What is expected
For each line of the listing that holds "本地磁盘", show the full line.

·····

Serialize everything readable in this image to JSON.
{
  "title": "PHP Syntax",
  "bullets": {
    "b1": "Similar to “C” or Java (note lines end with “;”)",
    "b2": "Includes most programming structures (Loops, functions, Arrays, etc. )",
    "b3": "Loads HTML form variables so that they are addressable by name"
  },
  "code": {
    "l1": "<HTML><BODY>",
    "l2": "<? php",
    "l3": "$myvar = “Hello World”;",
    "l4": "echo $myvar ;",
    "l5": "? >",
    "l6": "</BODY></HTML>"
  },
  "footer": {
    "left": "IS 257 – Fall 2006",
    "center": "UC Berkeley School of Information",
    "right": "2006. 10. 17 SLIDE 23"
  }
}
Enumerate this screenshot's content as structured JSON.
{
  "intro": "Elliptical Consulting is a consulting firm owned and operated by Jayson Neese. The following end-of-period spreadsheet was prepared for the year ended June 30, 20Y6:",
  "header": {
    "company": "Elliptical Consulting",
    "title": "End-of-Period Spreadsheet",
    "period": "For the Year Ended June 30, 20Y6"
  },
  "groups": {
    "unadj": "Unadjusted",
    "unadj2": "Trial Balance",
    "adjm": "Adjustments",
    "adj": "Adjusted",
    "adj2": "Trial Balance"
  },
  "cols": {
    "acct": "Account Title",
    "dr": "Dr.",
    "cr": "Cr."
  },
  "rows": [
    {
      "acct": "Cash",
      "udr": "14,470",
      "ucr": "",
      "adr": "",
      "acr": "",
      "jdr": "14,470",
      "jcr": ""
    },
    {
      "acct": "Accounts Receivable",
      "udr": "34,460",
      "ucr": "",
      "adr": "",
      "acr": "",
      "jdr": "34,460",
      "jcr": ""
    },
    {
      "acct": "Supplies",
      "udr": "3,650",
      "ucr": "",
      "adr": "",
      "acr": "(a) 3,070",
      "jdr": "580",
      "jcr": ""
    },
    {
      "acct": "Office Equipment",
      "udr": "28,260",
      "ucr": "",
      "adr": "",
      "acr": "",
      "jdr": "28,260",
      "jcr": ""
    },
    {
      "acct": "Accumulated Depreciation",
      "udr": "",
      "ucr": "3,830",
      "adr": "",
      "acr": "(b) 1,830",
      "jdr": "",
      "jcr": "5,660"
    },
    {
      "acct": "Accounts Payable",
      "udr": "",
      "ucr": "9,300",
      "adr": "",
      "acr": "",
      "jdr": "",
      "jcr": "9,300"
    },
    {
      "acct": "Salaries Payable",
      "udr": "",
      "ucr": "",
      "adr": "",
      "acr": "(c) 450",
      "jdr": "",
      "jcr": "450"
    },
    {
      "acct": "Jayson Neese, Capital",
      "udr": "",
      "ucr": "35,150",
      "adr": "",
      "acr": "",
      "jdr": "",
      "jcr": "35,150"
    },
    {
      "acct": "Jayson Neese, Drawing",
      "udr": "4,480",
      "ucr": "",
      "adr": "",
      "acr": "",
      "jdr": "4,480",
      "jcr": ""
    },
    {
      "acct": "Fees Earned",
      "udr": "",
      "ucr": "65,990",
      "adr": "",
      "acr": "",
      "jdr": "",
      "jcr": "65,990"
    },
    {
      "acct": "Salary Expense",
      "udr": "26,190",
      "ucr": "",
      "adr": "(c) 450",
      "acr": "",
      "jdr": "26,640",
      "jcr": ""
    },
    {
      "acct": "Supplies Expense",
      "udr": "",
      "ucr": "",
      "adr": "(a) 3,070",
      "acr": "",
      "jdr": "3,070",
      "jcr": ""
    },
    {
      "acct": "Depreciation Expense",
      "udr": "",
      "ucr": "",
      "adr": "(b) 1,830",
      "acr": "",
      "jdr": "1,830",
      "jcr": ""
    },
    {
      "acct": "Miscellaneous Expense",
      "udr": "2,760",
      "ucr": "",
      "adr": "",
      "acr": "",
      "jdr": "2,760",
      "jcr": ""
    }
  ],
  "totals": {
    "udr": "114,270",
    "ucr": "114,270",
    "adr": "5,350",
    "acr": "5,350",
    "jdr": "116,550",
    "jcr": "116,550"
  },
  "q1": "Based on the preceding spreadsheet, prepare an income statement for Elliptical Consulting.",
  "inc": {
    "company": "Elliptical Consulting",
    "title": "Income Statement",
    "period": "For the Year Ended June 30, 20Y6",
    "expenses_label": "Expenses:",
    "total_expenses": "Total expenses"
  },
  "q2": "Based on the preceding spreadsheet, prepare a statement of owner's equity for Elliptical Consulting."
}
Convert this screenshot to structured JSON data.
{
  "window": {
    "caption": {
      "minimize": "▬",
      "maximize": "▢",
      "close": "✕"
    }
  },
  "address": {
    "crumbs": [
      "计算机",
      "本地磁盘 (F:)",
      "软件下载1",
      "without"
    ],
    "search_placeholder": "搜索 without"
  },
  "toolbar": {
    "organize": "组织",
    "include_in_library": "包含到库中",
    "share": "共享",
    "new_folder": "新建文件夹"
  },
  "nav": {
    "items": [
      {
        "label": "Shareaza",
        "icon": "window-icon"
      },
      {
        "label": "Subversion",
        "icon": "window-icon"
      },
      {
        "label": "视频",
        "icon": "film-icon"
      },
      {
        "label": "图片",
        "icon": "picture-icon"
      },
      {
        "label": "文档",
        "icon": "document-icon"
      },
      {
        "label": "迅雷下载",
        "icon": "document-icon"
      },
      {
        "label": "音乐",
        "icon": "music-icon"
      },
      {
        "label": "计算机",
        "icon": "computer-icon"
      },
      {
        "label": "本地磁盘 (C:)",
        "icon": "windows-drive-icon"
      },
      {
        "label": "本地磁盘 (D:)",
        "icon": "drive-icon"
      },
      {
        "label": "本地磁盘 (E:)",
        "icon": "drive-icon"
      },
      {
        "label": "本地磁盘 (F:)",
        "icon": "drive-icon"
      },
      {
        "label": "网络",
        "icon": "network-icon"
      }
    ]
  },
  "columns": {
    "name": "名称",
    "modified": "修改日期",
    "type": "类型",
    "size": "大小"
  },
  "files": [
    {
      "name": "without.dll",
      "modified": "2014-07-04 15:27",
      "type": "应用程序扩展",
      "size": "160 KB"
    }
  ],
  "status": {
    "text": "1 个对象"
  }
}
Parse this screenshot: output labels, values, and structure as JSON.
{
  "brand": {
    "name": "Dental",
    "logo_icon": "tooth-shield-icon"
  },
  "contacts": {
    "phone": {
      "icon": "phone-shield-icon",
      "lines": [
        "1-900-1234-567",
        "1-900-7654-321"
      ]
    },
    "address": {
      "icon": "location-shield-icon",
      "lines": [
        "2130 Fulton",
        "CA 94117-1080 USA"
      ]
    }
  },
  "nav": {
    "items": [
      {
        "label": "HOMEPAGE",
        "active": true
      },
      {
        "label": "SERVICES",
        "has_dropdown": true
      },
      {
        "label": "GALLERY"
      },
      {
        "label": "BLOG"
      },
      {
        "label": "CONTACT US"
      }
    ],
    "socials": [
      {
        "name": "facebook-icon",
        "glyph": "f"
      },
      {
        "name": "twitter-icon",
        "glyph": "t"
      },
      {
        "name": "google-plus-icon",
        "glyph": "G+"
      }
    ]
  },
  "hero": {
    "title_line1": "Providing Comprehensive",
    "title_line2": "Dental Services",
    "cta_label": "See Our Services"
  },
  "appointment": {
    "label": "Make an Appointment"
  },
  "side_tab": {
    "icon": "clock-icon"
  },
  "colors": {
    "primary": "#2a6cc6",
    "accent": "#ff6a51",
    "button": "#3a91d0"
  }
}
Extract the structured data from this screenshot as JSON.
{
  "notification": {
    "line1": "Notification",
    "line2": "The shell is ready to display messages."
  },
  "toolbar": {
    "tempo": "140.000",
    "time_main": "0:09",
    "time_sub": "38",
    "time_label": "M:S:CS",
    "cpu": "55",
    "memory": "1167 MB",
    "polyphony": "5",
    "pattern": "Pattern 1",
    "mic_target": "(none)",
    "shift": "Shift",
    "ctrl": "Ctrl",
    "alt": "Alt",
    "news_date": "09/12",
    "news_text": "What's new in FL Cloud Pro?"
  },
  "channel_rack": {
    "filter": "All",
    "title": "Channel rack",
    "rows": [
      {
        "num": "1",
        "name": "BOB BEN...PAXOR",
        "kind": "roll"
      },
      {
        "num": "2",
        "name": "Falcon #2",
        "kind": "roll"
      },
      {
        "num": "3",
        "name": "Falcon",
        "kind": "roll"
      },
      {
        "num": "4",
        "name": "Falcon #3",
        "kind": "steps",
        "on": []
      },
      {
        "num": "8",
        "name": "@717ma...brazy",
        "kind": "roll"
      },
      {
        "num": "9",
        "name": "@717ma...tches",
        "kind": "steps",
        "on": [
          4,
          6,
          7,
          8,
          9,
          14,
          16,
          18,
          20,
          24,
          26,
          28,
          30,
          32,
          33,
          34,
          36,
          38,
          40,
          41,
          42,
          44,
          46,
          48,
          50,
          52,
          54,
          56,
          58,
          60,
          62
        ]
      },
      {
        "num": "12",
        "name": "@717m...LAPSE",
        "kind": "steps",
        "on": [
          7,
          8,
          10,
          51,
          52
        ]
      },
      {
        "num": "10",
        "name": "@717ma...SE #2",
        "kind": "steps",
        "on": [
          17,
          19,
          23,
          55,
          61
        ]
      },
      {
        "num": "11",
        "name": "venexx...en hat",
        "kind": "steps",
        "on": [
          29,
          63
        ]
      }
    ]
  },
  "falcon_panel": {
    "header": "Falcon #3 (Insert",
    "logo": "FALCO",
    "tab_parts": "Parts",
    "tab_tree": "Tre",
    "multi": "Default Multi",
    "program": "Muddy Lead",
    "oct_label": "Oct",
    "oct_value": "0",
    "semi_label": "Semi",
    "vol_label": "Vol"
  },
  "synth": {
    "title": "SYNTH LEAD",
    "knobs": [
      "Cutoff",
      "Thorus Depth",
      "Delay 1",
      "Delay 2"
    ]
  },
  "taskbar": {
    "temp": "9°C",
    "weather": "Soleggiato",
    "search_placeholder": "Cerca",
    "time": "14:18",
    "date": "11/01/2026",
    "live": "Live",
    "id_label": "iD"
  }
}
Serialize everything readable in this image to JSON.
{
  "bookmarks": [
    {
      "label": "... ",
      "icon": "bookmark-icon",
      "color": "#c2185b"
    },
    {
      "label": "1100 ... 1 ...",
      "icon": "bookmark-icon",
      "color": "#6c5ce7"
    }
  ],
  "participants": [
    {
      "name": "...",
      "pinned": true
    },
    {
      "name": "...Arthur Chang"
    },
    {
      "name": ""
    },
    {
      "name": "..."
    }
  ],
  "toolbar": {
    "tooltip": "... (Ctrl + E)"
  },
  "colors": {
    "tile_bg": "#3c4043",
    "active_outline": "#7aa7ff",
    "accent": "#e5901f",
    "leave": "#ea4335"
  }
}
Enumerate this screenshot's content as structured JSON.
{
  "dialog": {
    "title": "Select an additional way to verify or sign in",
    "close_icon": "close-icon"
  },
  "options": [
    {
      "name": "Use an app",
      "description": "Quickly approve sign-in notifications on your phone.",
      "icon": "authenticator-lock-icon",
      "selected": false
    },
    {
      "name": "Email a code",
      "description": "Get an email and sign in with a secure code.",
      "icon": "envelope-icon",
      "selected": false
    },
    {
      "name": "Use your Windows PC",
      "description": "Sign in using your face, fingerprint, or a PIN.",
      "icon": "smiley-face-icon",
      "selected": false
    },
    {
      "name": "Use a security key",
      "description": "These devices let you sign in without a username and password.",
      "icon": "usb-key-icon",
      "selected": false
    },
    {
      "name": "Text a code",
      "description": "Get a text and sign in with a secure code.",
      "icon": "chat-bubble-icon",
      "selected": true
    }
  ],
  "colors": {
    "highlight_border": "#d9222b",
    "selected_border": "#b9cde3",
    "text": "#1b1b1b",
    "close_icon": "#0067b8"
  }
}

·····

Task solution
      "本地磁盘 (F:)",
        "label": "本地磁盘 (C:)",
        "label": "本地磁盘 (D:)",
        "label": "本地磁盘 (E:)",
        "label": "本地磁盘 (F:)",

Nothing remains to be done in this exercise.